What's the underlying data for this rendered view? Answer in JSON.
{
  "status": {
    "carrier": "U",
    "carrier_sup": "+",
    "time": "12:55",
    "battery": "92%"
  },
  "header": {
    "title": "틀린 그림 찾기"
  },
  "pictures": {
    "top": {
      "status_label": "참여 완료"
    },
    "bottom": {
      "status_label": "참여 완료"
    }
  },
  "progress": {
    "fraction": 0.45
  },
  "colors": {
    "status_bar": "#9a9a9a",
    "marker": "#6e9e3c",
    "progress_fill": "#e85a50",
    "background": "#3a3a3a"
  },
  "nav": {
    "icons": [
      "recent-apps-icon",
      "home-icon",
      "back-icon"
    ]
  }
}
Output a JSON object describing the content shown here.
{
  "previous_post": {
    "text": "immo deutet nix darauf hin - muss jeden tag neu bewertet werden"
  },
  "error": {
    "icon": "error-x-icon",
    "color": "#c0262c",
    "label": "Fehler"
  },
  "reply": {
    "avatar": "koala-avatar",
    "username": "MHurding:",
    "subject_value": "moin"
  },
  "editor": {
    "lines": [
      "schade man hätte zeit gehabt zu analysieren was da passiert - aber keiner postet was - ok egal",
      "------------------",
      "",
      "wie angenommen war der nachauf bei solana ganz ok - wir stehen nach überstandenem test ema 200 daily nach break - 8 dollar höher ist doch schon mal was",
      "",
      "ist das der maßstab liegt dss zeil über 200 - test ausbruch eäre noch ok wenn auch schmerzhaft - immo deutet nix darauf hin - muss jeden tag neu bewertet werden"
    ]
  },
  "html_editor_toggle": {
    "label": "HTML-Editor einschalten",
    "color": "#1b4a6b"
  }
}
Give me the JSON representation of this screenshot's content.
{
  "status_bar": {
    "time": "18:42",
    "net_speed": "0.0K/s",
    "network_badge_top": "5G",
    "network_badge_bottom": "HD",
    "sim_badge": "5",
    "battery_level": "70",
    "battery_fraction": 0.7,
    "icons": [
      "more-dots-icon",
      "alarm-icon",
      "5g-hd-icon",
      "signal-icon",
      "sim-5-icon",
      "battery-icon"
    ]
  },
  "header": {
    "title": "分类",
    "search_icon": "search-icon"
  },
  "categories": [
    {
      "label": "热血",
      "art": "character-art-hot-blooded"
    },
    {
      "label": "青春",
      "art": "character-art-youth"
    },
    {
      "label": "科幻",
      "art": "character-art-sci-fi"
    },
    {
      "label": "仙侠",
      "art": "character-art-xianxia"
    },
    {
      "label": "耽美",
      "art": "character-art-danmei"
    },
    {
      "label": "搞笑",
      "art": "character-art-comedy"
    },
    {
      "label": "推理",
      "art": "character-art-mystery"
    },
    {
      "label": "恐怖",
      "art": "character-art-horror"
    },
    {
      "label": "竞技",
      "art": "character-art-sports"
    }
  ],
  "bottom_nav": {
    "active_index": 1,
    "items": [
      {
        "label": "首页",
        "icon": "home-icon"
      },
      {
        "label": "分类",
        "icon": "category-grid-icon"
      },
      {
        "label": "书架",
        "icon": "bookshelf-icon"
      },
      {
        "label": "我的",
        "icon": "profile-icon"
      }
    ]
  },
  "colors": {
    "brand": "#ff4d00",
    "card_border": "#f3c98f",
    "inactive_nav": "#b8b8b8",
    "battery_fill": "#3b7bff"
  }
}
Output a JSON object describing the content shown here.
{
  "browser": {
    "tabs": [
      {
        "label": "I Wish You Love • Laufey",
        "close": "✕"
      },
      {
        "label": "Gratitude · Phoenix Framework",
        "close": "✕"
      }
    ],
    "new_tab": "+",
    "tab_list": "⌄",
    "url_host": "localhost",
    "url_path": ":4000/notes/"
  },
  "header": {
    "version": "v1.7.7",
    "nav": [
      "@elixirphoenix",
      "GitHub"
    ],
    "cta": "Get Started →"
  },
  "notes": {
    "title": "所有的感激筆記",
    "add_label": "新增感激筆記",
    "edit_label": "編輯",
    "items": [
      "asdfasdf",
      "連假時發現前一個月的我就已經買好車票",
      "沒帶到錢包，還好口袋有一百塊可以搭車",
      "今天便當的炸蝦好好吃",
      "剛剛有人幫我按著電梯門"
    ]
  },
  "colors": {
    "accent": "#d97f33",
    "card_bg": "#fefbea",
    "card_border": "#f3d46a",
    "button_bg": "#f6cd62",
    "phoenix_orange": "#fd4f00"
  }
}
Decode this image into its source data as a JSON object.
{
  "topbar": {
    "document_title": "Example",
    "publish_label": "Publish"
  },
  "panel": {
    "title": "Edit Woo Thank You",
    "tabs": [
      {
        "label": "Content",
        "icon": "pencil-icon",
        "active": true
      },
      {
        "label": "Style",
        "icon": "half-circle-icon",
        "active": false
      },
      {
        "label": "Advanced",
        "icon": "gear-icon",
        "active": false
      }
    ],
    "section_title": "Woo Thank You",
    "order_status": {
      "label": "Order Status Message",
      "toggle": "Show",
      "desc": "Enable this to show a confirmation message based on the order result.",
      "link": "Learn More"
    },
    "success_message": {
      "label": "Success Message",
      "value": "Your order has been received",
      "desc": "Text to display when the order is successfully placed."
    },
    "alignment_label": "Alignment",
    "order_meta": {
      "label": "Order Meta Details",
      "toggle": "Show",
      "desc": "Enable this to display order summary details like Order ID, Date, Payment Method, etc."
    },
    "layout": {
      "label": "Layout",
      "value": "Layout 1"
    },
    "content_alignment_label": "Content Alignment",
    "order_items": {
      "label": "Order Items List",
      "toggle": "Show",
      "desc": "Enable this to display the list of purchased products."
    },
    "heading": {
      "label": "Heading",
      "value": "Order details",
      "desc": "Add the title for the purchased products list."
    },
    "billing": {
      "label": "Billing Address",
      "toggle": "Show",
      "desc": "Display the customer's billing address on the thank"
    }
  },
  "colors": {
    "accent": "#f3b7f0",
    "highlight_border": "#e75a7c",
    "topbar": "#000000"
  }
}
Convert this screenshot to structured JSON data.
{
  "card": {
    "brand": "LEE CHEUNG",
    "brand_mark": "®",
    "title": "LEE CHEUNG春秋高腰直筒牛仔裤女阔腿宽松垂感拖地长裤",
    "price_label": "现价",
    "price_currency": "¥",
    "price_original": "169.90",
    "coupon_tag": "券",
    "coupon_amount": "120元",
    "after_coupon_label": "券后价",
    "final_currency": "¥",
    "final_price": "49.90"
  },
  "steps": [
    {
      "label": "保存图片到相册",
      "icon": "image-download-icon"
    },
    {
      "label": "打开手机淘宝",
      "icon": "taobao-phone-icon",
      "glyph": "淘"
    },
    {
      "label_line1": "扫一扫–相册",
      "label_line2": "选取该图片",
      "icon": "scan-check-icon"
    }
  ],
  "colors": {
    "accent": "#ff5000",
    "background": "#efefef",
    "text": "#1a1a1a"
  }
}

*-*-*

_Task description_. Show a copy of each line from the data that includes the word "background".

_Response_.
    "background": "#3a3a3a"
    "background": "#efefef",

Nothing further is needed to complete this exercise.